BRIEF →
Could you please retype all of the records exactly, skipping any pictures?

DATA FOR REVIEW →
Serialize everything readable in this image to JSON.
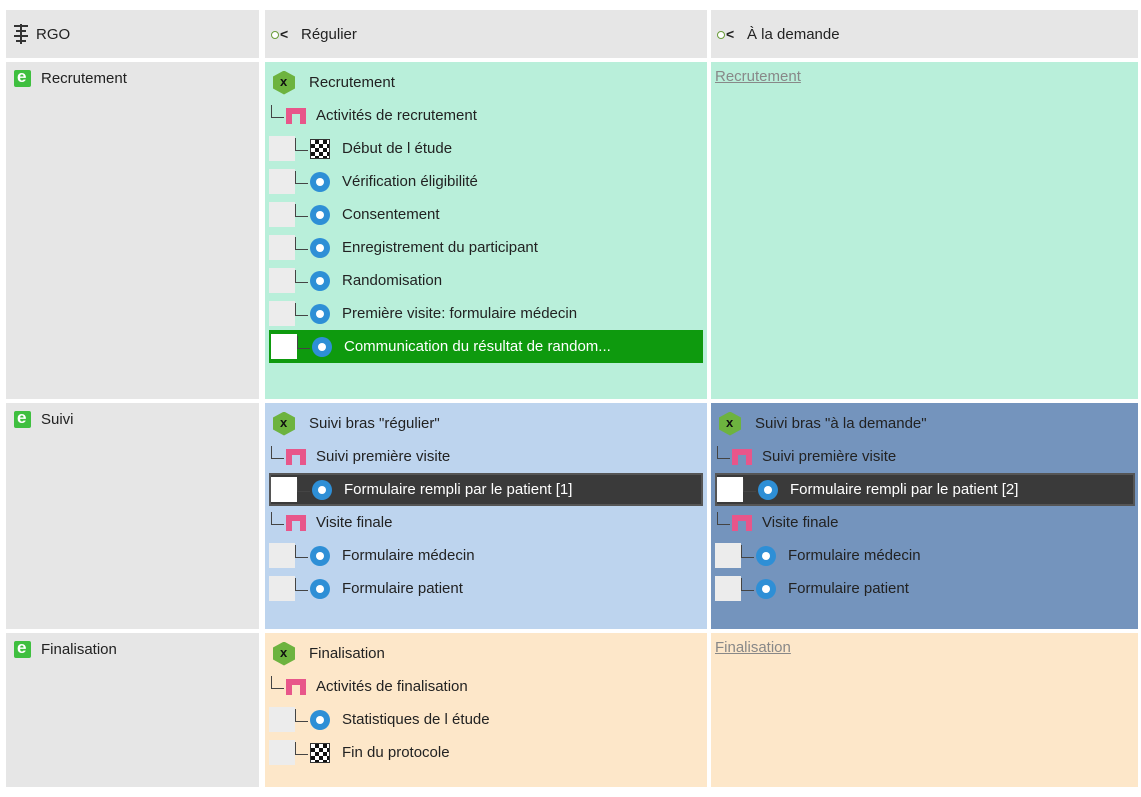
{
  "header": {
    "col1": "RGO",
    "col2": "Régulier",
    "col3": "À la demande"
  },
  "colors": {
    "recrutement": "#b9efda",
    "suivi_regulier": "#bdd4ee",
    "suivi_demande": "#7494bd",
    "finalisation": "#fde7c9",
    "selected_green": "#0e9a0e",
    "selected_dark": "#3a3a3a"
  },
  "phases": [
    {
      "label": "Recrutement",
      "regular": {
        "items": [
          {
            "level": 0,
            "icon": "hexagon-x-icon",
            "text": "Recrutement"
          },
          {
            "level": 1,
            "icon": "network-icon",
            "text": "Activités de recrutement"
          },
          {
            "level": 2,
            "icon": "checkered-flag-start-icon",
            "text": "Début de l étude"
          },
          {
            "level": 2,
            "icon": "gear-icon",
            "text": "Vérification éligibilité"
          },
          {
            "level": 2,
            "icon": "gear-icon",
            "text": "Consentement"
          },
          {
            "level": 2,
            "icon": "gear-icon",
            "text": "Enregistrement du participant"
          },
          {
            "level": 2,
            "icon": "gear-icon",
            "text": "Randomisation"
          },
          {
            "level": 2,
            "icon": "gear-icon",
            "text": "Première visite: formulaire médecin"
          },
          {
            "level": 2,
            "icon": "gear-icon",
            "text": "Communication du résultat de random..."
          }
        ]
      },
      "ondemand_link": "Recrutement"
    },
    {
      "label": "Suivi",
      "regular": {
        "items": [
          {
            "level": 0,
            "icon": "hexagon-x-icon",
            "text": "Suivi bras \"régulier\""
          },
          {
            "level": 1,
            "icon": "network-icon",
            "text": "Suivi première visite"
          },
          {
            "level": 2,
            "icon": "gear-icon",
            "text": "Formulaire rempli par le patient  [1]"
          },
          {
            "level": 1,
            "icon": "network-icon",
            "text": "Visite finale"
          },
          {
            "level": 2,
            "icon": "gear-icon",
            "text": "Formulaire médecin"
          },
          {
            "level": 2,
            "icon": "gear-icon",
            "text": "Formulaire patient"
          }
        ]
      },
      "ondemand": {
        "items": [
          {
            "level": 0,
            "icon": "hexagon-x-icon",
            "text": "Suivi bras \"à la demande\""
          },
          {
            "level": 1,
            "icon": "network-icon",
            "text": "Suivi première visite"
          },
          {
            "level": 2,
            "icon": "gear-icon",
            "text": "Formulaire rempli par le patient  [2]"
          },
          {
            "level": 1,
            "icon": "network-icon",
            "text": "Visite finale"
          },
          {
            "level": 2,
            "icon": "gear-icon",
            "text": "Formulaire médecin"
          },
          {
            "level": 2,
            "icon": "gear-icon",
            "text": "Formulaire patient"
          }
        ]
      }
    },
    {
      "label": "Finalisation",
      "regular": {
        "items": [
          {
            "level": 0,
            "icon": "hexagon-x-icon",
            "text": "Finalisation"
          },
          {
            "level": 1,
            "icon": "network-icon",
            "text": "Activités de finalisation"
          },
          {
            "level": 2,
            "icon": "gear-icon",
            "text": "Statistiques de l étude"
          },
          {
            "level": 2,
            "icon": "checkered-flag-end-icon",
            "text": "Fin du protocole"
          }
        ]
      },
      "ondemand_link": "Finalisation"
    }
  ]
}
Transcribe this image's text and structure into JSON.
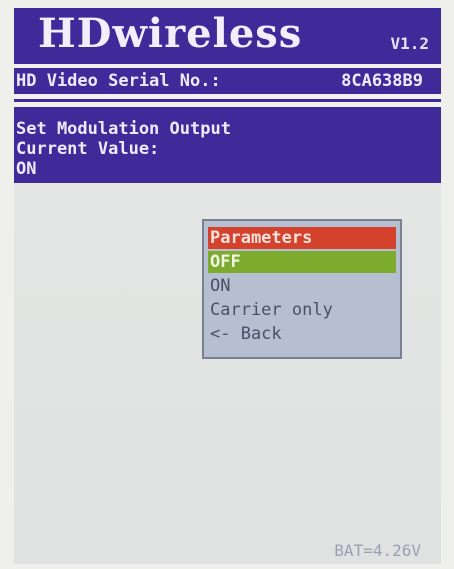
{
  "header": {
    "app_title": "HDwireless",
    "version": "V1.2"
  },
  "serial": {
    "label": "HD Video Serial No.:",
    "value": "8CA638B9"
  },
  "info": {
    "line1": "Set Modulation Output",
    "line2": "Current Value:",
    "line3": "ON"
  },
  "menu": {
    "header": "Parameters",
    "items": [
      {
        "label": "OFF",
        "selected": true
      },
      {
        "label": "ON",
        "selected": false
      },
      {
        "label": "Carrier only",
        "selected": false
      },
      {
        "label": "<- Back",
        "selected": false
      }
    ]
  },
  "status": {
    "battery": "BAT=4.26V"
  },
  "colors": {
    "panel_blue": "#3f2a9a",
    "menu_header_red": "#d4422d",
    "menu_selected_green": "#7dab2e",
    "menu_bg": "#b5bfd0"
  }
}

WRITTEN ANSWER →
Serialize everything readable in this image to JSON.
{
  "header": {
    "col1": "RGO",
    "col2": "Régulier",
    "col3": "À la demande"
  },
  "colors": {
    "recrutement": "#b9efda",
    "suivi_regulier": "#bdd4ee",
    "suivi_demande": "#7494bd",
    "finalisation": "#fde7c9",
    "selected_green": "#0e9a0e",
    "selected_dark": "#3a3a3a"
  },
  "phases": [
    {
      "label": "Recrutement",
      "regular": {
        "items": [
          {
            "level": 0,
            "icon": "hexagon-x-icon",
            "text": "Recrutement"
          },
          {
            "level": 1,
            "icon": "network-icon",
            "text": "Activités de recrutement"
          },
          {
            "level": 2,
            "icon": "checkered-flag-start-icon",
            "text": "Début de l étude"
          },
          {
            "level": 2,
            "icon": "gear-icon",
            "text": "Vérification éligibilité"
          },
          {
            "level": 2,
            "icon": "gear-icon",
            "text": "Consentement"
          },
          {
            "level": 2,
            "icon": "gear-icon",
            "text": "Enregistrement du participant"
          },
          {
            "level": 2,
            "icon": "gear-icon",
            "text": "Randomisation"
          },
          {
            "level": 2,
            "icon": "gear-icon",
            "text": "Première visite: formulaire médecin"
          },
          {
            "level": 2,
            "icon": "gear-icon",
            "text": "Communication du résultat de random..."
          }
        ]
      },
      "ondemand_link": "Recrutement"
    },
    {
      "label": "Suivi",
      "regular": {
        "items": [
          {
            "level": 0,
            "icon": "hexagon-x-icon",
            "text": "Suivi bras \"régulier\""
          },
          {
            "level": 1,
            "icon": "network-icon",
            "text": "Suivi première visite"
          },
          {
            "level": 2,
            "icon": "gear-icon",
            "text": "Formulaire rempli par le patient  [1]"
          },
          {
            "level": 1,
            "icon": "network-icon",
            "text": "Visite finale"
          },
          {
            "level": 2,
            "icon": "gear-icon",
            "text": "Formulaire médecin"
          },
          {
            "level": 2,
            "icon": "gear-icon",
            "text": "Formulaire patient"
          }
        ]
      },
      "ondemand": {
        "items": [
          {
            "level": 0,
            "icon": "hexagon-x-icon",
            "text": "Suivi bras \"à la demande\""
          },
          {
            "level": 1,
            "icon": "network-icon",
            "text": "Suivi première visite"
          },
          {
            "level": 2,
            "icon": "gear-icon",
            "text": "Formulaire rempli par le patient  [2]"
          },
          {
            "level": 1,
            "icon": "network-icon",
            "text": "Visite finale"
          },
          {
            "level": 2,
            "icon": "gear-icon",
            "text": "Formulaire médecin"
          },
          {
            "level": 2,
            "icon": "gear-icon",
            "text": "Formulaire patient"
          }
        ]
      }
    },
    {
      "label": "Finalisation",
      "regular": {
        "items": [
          {
            "level": 0,
            "icon": "hexagon-x-icon",
            "text": "Finalisation"
          },
          {
            "level": 1,
            "icon": "network-icon",
            "text": "Activités de finalisation"
          },
          {
            "level": 2,
            "icon": "gear-icon",
            "text": "Statistiques de l étude"
          },
          {
            "level": 2,
            "icon": "checkered-flag-end-icon",
            "text": "Fin du protocole"
          }
        ]
      },
      "ondemand_link": "Finalisation"
    }
  ]
}
Transcribe this image's text and structure into JSON.
{
  "header": {
    "app_title": "HDwireless",
    "version": "V1.2"
  },
  "serial": {
    "label": "HD Video Serial No.:",
    "value": "8CA638B9"
  },
  "info": {
    "line1": "Set Modulation Output",
    "line2": "Current Value:",
    "line3": "ON"
  },
  "menu": {
    "header": "Parameters",
    "items": [
      {
        "label": "OFF",
        "selected": true
      },
      {
        "label": "ON",
        "selected": false
      },
      {
        "label": "Carrier only",
        "selected": false
      },
      {
        "label": "<- Back",
        "selected": false
      }
    ]
  },
  "status": {
    "battery": "BAT=4.26V"
  },
  "colors": {
    "panel_blue": "#3f2a9a",
    "menu_header_red": "#d4422d",
    "menu_selected_green": "#7dab2e",
    "menu_bg": "#b5bfd0"
  }
}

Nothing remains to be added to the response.